- 21.5g fat
- 16.5g saturated fat
It’s okay to eat the traditional recipe occasionally as a treat. But, it isn’t ideal daily.
High sugar, high fat (energy-dense) meals are more likely to cause fat storage when eaten particularly if you’re sedentary. They also cause huge spikes in your blood sugar – something best avoided daily if your overall diet is rich in refined carbohydrates and fat. And if you’re overweight, insulin-resistant or diabetic.
What makes my Cornmeal Porridge Healthier?
My recipe eliminates sugar and evaporated milk. And it replaces canned coconut milk with almond milk. I use Greek yoghurt for creaminess, richness, and a protein boost. Protein keeps you feeling satisfied for longer.
I top my porridge with milled flaxseeds, which provide essential omega-3 fats, and pumpkin seeds for zinc. Raspberries and pomegranate seeds provide natural sweetness, antioxidants and fibre. Fibre also keeps you satisfied for longer, and promotes digestive health.
My balanced recipe for cornmeal porridge is less sweet than the original. But it is nutritious and more ideal to eat daily.
Ready to make it?Print
A nutritious alternative to traditional Jamaican Cornmeal porridge that is free of added sugar and lower in saturated fat.
- 25g fine or medium cornmeal
- 225 almond milk
- 1/2 teaspoon vanilla extract
- 1/2 teaspoon ground cinnamon
- Small handful raspberries
- 1 tablespoon Greek yoghurt
- 1 tablespoon pomegranate seeds
- 1 teaspoon pumpkin seeds
- 1 teaspoon milled flaxseeds
- Pinch dessicated coconut (optional)
Combine cornmeal, almond milk, vanilla extract and ground cinnamon in a medium saucepan. Cook on low heat for 10 minutes, stirring continuously.
Tranfer to a serving bowl. Top with Greek yoghurt, raspberries, pomegranate seeds, pumpkin seeds and milled flaxseeds. Enjoy!
If you use medium or coarse cornmeal, you’ll need to cook for longer.
Dairy milk or another plant-based milk will work well in this recipe. However, the nutritional content will vary.
- Serving Size: Serves 1
- Calories: 205
- Sugar: 4.7g
- Fat: 9.5g
- Saturated Fat: 3.6g
- Carbohydrates: 23g
- Fiber: 4g
- Protein: 6.9g
- Cholesterol: 7.5mg
Keywords: Cornmeal Porridge, Breakfast

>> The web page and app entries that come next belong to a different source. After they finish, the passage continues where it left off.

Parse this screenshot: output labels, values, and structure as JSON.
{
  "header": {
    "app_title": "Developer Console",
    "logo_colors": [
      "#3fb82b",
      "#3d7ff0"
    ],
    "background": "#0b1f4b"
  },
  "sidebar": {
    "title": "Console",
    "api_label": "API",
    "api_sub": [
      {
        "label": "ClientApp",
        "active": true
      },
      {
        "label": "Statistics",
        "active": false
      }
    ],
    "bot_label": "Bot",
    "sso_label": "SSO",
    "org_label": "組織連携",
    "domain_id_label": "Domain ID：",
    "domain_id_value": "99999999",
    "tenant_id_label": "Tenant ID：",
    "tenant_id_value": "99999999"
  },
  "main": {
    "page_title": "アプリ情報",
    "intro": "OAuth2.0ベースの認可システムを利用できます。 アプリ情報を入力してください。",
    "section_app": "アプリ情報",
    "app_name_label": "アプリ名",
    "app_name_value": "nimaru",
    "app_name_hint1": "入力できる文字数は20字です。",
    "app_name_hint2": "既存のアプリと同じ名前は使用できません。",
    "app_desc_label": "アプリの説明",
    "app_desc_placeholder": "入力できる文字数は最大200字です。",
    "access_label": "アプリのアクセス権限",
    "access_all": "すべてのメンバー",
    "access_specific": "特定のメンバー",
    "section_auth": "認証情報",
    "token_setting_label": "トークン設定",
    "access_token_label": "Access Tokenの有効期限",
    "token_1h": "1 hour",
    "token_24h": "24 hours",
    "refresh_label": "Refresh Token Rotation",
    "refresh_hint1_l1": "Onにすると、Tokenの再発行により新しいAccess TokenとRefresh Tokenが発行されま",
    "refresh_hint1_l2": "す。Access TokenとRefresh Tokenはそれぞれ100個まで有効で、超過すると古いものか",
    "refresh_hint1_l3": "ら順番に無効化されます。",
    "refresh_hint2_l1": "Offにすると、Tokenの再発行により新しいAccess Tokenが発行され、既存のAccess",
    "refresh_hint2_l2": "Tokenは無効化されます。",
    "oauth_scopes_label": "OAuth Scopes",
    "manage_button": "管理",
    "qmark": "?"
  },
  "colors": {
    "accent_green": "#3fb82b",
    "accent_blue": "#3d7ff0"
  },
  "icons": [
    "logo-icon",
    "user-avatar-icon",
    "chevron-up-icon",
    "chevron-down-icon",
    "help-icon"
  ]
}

- Cignarelli, A., Genchi, V.A., Perrini, S., Natalicchio, A., Laviola, L., and Giorgino, F. (2019) Insulin and Insulin Receptors in Adipose Tissue Development. Int J Mol Sci, 20(3), 759.

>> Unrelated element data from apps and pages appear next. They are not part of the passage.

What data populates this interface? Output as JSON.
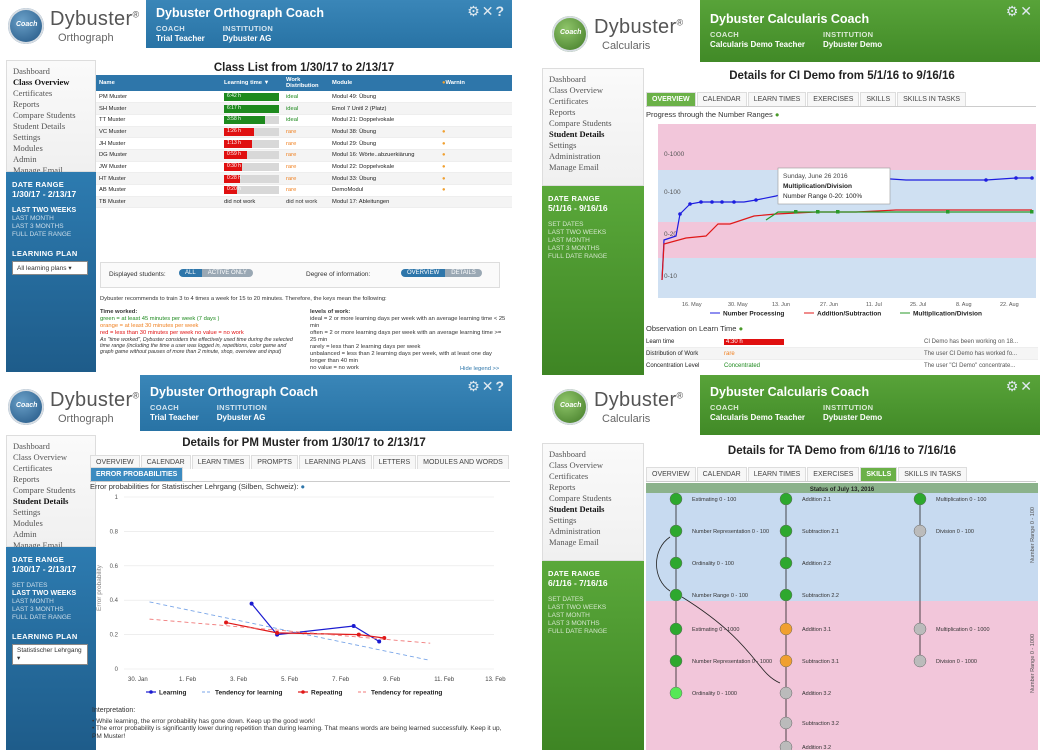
{
  "orthograph_classlist": {
    "logo": {
      "main": "Dybuster",
      "sub": "Orthograph",
      "badge": "Coach"
    },
    "band": {
      "title": "Dybuster Orthograph Coach",
      "coach_label": "COACH",
      "coach": "Trial Teacher",
      "inst_label": "INSTITUTION",
      "inst": "Dybuster AG",
      "icons": "⚙✕?"
    },
    "nav": [
      "Dashboard",
      "Class Overview",
      "Certificates",
      "Reports",
      "Compare Students",
      "Student Details",
      "Settings",
      "Modules",
      "Admin",
      "Manage Email"
    ],
    "date_range": {
      "heading": "DATE RANGE",
      "dates": "1/30/17 - 2/13/17",
      "links": [
        "LAST TWO WEEKS",
        "LAST MONTH",
        "LAST 3 MONTHS",
        "FULL DATE RANGE"
      ]
    },
    "learning_plan": {
      "heading": "LEARNING PLAN",
      "value": "All learning plans"
    },
    "title": "Class List from 1/30/17 to 2/13/17",
    "columns": [
      "Name",
      "Learning time",
      "Work Distribution",
      "Module",
      "Warnin"
    ],
    "rows": [
      {
        "name": "PM Muster",
        "time": "6:42 h",
        "pct": 1.0,
        "color": "#1e8a1e",
        "dist": "ideal",
        "module": "Modul 49: Übung",
        "warn": false
      },
      {
        "name": "SH Muster",
        "time": "6:17 h",
        "pct": 1.0,
        "color": "#1e8a1e",
        "dist": "ideal",
        "module": "Emol 7 Unitl 2 (Platz)",
        "warn": false
      },
      {
        "name": "TT Muster",
        "time": "3:58 h",
        "pct": 0.74,
        "color": "#1e8a1e",
        "dist": "ideal",
        "module": "Modul 21: Doppelvokale",
        "warn": false
      },
      {
        "name": "VC Muster",
        "time": "1:26 h",
        "pct": 0.55,
        "color": "#e01010",
        "dist": "rare",
        "module": "Modul 38: Übung",
        "warn": true
      },
      {
        "name": "JH Muster",
        "time": "1:13 h",
        "pct": 0.5,
        "color": "#e01010",
        "dist": "rare",
        "module": "Modul 29: Übung",
        "warn": true
      },
      {
        "name": "DG Muster",
        "time": "0:59 h",
        "pct": 0.42,
        "color": "#e01010",
        "dist": "rare",
        "module": "Modul 16: Wörte..abzuerkiärung",
        "warn": true
      },
      {
        "name": "JW Muster",
        "time": "0:30 h",
        "pct": 0.33,
        "color": "#e01010",
        "dist": "rare",
        "module": "Modul 22: Doppelvokale",
        "warn": true
      },
      {
        "name": "HT Muster",
        "time": "0:28 h",
        "pct": 0.29,
        "color": "#e01010",
        "dist": "rare",
        "module": "Modul 33: Übung",
        "warn": true
      },
      {
        "name": "AB Muster",
        "time": "0:20 h",
        "pct": 0.24,
        "color": "#e01010",
        "dist": "rare",
        "module": "DemoModul",
        "warn": true
      },
      {
        "name": "TB Muster",
        "time": "did not work",
        "pct": 0,
        "color": "#e01010",
        "dist": "did not work",
        "module": "Modul 17: Ableitungen",
        "warn": false
      }
    ],
    "displayed_label": "Displayed students:",
    "displayed_opts": [
      "ALL",
      "ACTIVE ONLY"
    ],
    "degree_label": "Degree of information:",
    "degree_opts": [
      "OVERVIEW",
      "DETAILS"
    ],
    "recommend": "Dybuster recommends to train 3 to 4 times a week for 15 to 20 minutes. Therefore, the keys mean the following:",
    "legend_time_h": "Time worked:",
    "legend_time": [
      "green = at least 45 minutes per week (7 days )",
      "orange = at least 30 minutes per week",
      "red = less than 30 minutes per week no value = no work",
      "As \"time worked\", Dybuster considers the effectively used time during the selected time range (including the time a user was logged in, repetitions, color game and graph game without pauses of more than 2 minute, shop, overview and input)"
    ],
    "legend_levels_h": "levels of work:",
    "legend_levels": [
      "ideal = 2 or more learning days per week with an average learning time < 25 min",
      "often = 2 or more learning days per week with an average learning time >= 25 min",
      "rarely = less than 2 learning days per week",
      "unbalanced = less than 2 learning days per week, with at least one day longer than 40 min",
      "no value = no work"
    ],
    "hide_legend": "Hide legend >>"
  },
  "calcularis_ci": {
    "logo": {
      "main": "Dybuster",
      "sub": "Calcularis",
      "badge": "Coach"
    },
    "band": {
      "title": "Dybuster Calcularis Coach",
      "coach_label": "COACH",
      "coach": "Calcularis Demo Teacher",
      "inst_label": "INSTITUTION",
      "inst": "Dybuster Demo",
      "icons": "⚙✕"
    },
    "nav": [
      "Dashboard",
      "Class Overview",
      "Certificates",
      "Reports",
      "Compare Students",
      "Student Details",
      "Settings",
      "Administration",
      "Manage Email"
    ],
    "date_range": {
      "heading": "DATE RANGE",
      "dates": "5/1/16 - 9/16/16",
      "links": [
        "SET DATES",
        "LAST TWO WEEKS",
        "LAST MONTH",
        "LAST 3 MONTHS",
        "FULL DATE RANGE"
      ]
    },
    "title": "Details for CI Demo from 5/1/16 to 9/16/16",
    "tabs": [
      "OVERVIEW",
      "CALENDAR",
      "LEARN TIMES",
      "EXERCISES",
      "SKILLS",
      "SKILLS IN TASKS"
    ],
    "progress_label": "Progress through the Number Ranges",
    "tooltip": {
      "date": "Sunday, June 26 2016",
      "series": "Multiplication/Division",
      "value": "Number Range 0-20: 100%"
    },
    "obs_label": "Observation on Learn Time",
    "obs": [
      {
        "label": "Learn time",
        "value": "4:30 h",
        "note": "CI Demo has been working on 18..."
      },
      {
        "label": "Distribution of Work",
        "value": "rare",
        "note": "The user CI Demo has worked fo..."
      },
      {
        "label": "Concentration Level",
        "value": "Concentrated",
        "note": "The user \"CI Demo\" concentrate..."
      }
    ],
    "chart_data": {
      "type": "line",
      "x": [
        "16. May",
        "30. May",
        "13. Jun",
        "27. Jun",
        "11. Jul",
        "25. Jul",
        "8. Aug",
        "22. Aug"
      ],
      "bands": [
        "0-1000",
        "0-100",
        "0-20",
        "0-10"
      ],
      "series": [
        {
          "name": "Number Processing",
          "color": "#1d1de0"
        },
        {
          "name": "Addition/Subtraction",
          "color": "#e01818"
        },
        {
          "name": "Multiplication/Division",
          "color": "#2a9a2a"
        }
      ]
    }
  },
  "orthograph_pm": {
    "logo": {
      "main": "Dybuster",
      "sub": "Orthograph",
      "badge": "Coach"
    },
    "band": {
      "title": "Dybuster Orthograph Coach",
      "coach_label": "COACH",
      "coach": "Trial Teacher",
      "inst_label": "INSTITUTION",
      "inst": "Dybuster AG",
      "icons": "⚙✕?"
    },
    "nav": [
      "Dashboard",
      "Class Overview",
      "Certificates",
      "Reports",
      "Compare Students",
      "Student Details",
      "Settings",
      "Modules",
      "Admin",
      "Manage Email"
    ],
    "date_range": {
      "heading": "DATE RANGE",
      "dates": "1/30/17 - 2/13/17",
      "links": [
        "SET DATES",
        "LAST TWO WEEKS",
        "LAST MONTH",
        "LAST 3 MONTHS",
        "FULL DATE RANGE"
      ]
    },
    "learning_plan": {
      "heading": "LEARNING PLAN",
      "value": "Statistischer Lehrgang"
    },
    "title": "Details for PM Muster from 1/30/17 to 2/13/17",
    "tabs": [
      "OVERVIEW",
      "CALENDAR",
      "LEARN TIMES",
      "PROMPTS",
      "LEARNING PLANS",
      "LETTERS",
      "MODULES AND WORDS"
    ],
    "subtab": "ERROR PROBABILITIES",
    "chart_title": "Error probabilities for Statistischer Lehrgang (Silben, Schweiz):",
    "interp_h": "Interpretation:",
    "interp": [
      "While learning, the error probability has gone down. Keep up the good work!",
      "The error probability is significantly lower during repetition than during learning. That means words are being learned successfully. Keep it up, PM Muster!"
    ],
    "chart_data": {
      "type": "line",
      "xlabels": [
        "30. Jan",
        "1. Feb",
        "3. Feb",
        "5. Feb",
        "7. Feb",
        "9. Feb",
        "11. Feb",
        "13. Feb"
      ],
      "ylabel": "Error probability",
      "ylim": [
        0,
        1
      ],
      "yticks": [
        "0",
        "0.2",
        "0.4",
        "0.6",
        "0.8",
        "1"
      ],
      "series": [
        {
          "name": "Learning",
          "color": "#1a1ad0",
          "points": [
            [
              5,
              0.38
            ],
            [
              6,
              0.2
            ],
            [
              9,
              0.25
            ],
            [
              10,
              0.16
            ]
          ]
        },
        {
          "name": "Tendency for learning",
          "color": "#7aa6e8",
          "points": [
            [
              1,
              0.39
            ],
            [
              12,
              0.05
            ]
          ]
        },
        {
          "name": "Repeating",
          "color": "#e01818",
          "points": [
            [
              4,
              0.27
            ],
            [
              6,
              0.21
            ],
            [
              9.2,
              0.2
            ],
            [
              10.2,
              0.18
            ]
          ]
        },
        {
          "name": "Tendency for repeating",
          "color": "#f07a7a",
          "points": [
            [
              1,
              0.29
            ],
            [
              12,
              0.15
            ]
          ]
        }
      ]
    }
  },
  "calcularis_ta": {
    "logo": {
      "main": "Dybuster",
      "sub": "Calcularis",
      "badge": "Coach"
    },
    "band": {
      "title": "Dybuster Calcularis Coach",
      "coach_label": "COACH",
      "coach": "Calcularis Demo Teacher",
      "inst_label": "INSTITUTION",
      "inst": "Dybuster Demo",
      "icons": "⚙✕"
    },
    "nav": [
      "Dashboard",
      "Class Overview",
      "Certificates",
      "Reports",
      "Compare Students",
      "Student Details",
      "Settings",
      "Administration",
      "Manage Email"
    ],
    "date_range": {
      "heading": "DATE RANGE",
      "dates": "6/1/16 - 7/16/16",
      "links": [
        "SET DATES",
        "LAST TWO WEEKS",
        "LAST MONTH",
        "LAST 3 MONTHS",
        "FULL DATE RANGE"
      ]
    },
    "title": "Details for TA Demo from 6/1/16 to 7/16/16",
    "tabs": [
      "OVERVIEW",
      "CALENDAR",
      "LEARN TIMES",
      "EXERCISES",
      "SKILLS",
      "SKILLS IN TASKS"
    ],
    "status": "Status of July 13, 2016",
    "band100": "Number Range 0 - 100",
    "band1000": "Number Range 0 - 1000",
    "col1": [
      {
        "t": "Estimating 0 - 100",
        "c": "#2ea82e"
      },
      {
        "t": "Number Representation 0 - 100",
        "c": "#2ea82e"
      },
      {
        "t": "Ordinality 0 - 100",
        "c": "#2ea82e"
      },
      {
        "t": "Number Range 0 - 100",
        "c": "#2ea82e"
      },
      {
        "t": "Estimating 0 - 1000",
        "c": "#2ea82e"
      },
      {
        "t": "Number Representation 0 - 1000",
        "c": "#2ea82e"
      },
      {
        "t": "Ordinality 0 - 1000",
        "c": "#56e856"
      }
    ],
    "col2": [
      {
        "t": "Addition 2.1",
        "c": "#2ea82e"
      },
      {
        "t": "Subtraction 2.1",
        "c": "#2ea82e"
      },
      {
        "t": "Addition 2.2",
        "c": "#2ea82e"
      },
      {
        "t": "Subtraction 2.2",
        "c": "#2ea82e"
      },
      {
        "t": "Addition 3.1",
        "c": "#f0a030"
      },
      {
        "t": "Subtraction 3.1",
        "c": "#f0a030"
      },
      {
        "t": "Addition 3.2",
        "c": "#bbbbbb"
      },
      {
        "t": "Subtraction 3.2",
        "c": "#bbbbbb"
      },
      {
        "t": "Addition 3.2",
        "c": "#bbbbbb"
      }
    ],
    "col3": [
      {
        "t": "Multiplication 0 - 100",
        "c": "#2ea82e"
      },
      {
        "t": "Division 0 - 100",
        "c": "#bbbbbb"
      },
      {
        "t": "Multiplication 0 - 1000",
        "c": "#bbbbbb"
      },
      {
        "t": "Division 0 - 1000",
        "c": "#bbbbbb"
      }
    ]
  }
}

- Stinson, E.J., Piaggi, P., Ibrahim, M., Venti, C., Krakoff, J., and Votruba, S.B (2018) High fat and sugar consumption during ad libitum intake predicts weight gain. Obesity (Silver Spring), 26(4), 689-695.

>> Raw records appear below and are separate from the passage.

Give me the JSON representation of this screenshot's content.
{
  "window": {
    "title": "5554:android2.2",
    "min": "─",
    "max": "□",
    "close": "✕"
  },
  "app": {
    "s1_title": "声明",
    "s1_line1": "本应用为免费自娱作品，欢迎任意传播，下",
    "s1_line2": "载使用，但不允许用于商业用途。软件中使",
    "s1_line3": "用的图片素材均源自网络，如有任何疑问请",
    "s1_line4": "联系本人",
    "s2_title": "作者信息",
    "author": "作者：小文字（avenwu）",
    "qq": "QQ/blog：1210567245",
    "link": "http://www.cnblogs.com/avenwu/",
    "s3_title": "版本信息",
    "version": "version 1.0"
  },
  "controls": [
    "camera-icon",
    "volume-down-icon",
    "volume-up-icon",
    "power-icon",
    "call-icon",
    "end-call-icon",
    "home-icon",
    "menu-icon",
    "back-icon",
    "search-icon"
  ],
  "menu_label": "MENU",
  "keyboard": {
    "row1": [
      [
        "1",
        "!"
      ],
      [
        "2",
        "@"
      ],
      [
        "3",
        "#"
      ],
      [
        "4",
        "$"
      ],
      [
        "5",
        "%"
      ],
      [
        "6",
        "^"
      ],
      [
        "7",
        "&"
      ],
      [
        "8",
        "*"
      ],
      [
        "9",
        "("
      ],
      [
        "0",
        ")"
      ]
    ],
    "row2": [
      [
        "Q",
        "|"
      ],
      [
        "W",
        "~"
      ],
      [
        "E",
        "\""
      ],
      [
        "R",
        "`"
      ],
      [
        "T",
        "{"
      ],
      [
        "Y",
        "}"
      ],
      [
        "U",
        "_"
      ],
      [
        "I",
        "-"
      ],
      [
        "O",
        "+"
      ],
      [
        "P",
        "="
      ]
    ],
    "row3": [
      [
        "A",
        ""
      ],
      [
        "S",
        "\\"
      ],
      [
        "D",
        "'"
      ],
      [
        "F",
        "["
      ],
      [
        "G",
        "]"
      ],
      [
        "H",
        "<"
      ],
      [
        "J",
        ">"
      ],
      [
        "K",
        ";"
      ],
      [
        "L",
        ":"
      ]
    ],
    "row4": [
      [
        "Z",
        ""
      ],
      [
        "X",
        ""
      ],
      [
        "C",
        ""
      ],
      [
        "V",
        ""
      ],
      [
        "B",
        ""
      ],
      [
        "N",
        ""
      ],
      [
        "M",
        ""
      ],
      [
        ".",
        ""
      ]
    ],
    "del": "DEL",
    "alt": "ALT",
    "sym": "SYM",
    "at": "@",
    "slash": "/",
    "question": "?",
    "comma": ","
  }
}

- Seaman, D.R. (2013) Weight gain as a consequence of living a modern lifestyle: a discussion of barriers to effective weight control and how to overcome them. J Chiropractic Humanities, 20(1), 27-35/ .
- Hardy, O.T., Czech, M.P., and Corvera, S. (2012) What causes the insulin resistance underlying obesity. Curr Opin in Endocrinology Diabetes and Obesity, 19(2), 81-87.
- Paddon-Jones, D., Westman, E., Mattes, R.D., Wolfe, R.R., Astrup, A., Westerterp-Planteng, M. (2008) Protein, weight management, and satiety. The American Journal of Clinal Nutrition, 87(5), 1558S-1561S.
- Parikh, M., Maddaford, T.G., Austria, J.J., Aliani, M., Netticadan, T., and Pierce, G.N. (2019) Dietary flaxseed as a strategy for improving human health. Nutrients, 11(5), 1171.
- Martinec, N., Balbino, S., Dobša, J., Šimunić-Mežarić, V., and Legen, S. (2019) Macro- and microelements in pumpkin seed oils: Effect of processing, crop season, and country of origin. Food Science and Nutrition, 7(5), 1634-1644.
- Lattimer, J.M., and Haub, M.D. (2010) Effects of dietary fibre and its components on metabolic health. Nutrients, 2(12), 1266-1289.